* [Task to carry out]: Go through the data below. Pull out every line that has the word "save".

* [Supplied material]:
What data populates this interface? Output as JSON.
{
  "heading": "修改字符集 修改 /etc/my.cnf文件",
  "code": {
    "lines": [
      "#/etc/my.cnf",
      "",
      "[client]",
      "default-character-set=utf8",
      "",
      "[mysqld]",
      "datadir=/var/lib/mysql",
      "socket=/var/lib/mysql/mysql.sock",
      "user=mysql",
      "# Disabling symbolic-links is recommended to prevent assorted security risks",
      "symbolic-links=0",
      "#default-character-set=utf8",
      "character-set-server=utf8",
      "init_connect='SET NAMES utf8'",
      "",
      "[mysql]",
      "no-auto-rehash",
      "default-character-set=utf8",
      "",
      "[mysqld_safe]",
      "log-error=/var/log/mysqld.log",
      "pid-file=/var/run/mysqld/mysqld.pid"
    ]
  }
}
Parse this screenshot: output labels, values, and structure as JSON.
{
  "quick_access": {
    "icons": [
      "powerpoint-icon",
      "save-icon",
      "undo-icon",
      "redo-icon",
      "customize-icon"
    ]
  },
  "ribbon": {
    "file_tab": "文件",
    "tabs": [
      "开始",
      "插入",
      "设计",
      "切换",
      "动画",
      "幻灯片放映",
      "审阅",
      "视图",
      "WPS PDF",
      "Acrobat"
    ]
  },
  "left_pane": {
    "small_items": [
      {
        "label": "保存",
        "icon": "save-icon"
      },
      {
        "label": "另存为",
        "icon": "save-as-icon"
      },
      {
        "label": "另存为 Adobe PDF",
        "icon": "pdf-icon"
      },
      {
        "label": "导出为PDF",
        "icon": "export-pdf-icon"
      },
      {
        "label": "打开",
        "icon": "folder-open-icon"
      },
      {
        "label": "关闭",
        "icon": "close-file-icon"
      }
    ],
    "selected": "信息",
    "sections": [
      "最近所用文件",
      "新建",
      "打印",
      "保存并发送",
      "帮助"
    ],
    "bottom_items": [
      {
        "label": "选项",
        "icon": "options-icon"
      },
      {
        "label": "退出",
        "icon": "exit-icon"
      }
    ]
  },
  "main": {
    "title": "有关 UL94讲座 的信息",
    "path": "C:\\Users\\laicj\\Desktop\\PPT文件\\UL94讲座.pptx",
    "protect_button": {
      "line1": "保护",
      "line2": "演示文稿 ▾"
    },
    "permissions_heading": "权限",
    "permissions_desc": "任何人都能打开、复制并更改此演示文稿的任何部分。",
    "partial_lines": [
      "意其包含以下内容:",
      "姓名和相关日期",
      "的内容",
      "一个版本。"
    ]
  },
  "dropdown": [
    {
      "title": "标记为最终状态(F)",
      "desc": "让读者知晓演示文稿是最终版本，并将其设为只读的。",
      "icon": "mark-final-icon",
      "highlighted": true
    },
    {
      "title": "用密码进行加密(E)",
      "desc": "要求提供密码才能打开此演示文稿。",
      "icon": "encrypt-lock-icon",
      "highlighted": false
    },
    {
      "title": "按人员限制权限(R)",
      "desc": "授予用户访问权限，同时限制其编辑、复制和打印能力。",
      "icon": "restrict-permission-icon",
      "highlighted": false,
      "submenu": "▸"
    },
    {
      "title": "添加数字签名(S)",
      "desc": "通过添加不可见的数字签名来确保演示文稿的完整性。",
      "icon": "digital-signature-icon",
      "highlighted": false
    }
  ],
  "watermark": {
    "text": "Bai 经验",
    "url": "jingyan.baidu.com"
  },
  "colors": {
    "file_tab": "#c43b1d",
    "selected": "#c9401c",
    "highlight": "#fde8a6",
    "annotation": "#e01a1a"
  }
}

* [Response to the exercise]:
      "save-icon",
        "icon": "save-icon"
        "icon": "save-as-icon"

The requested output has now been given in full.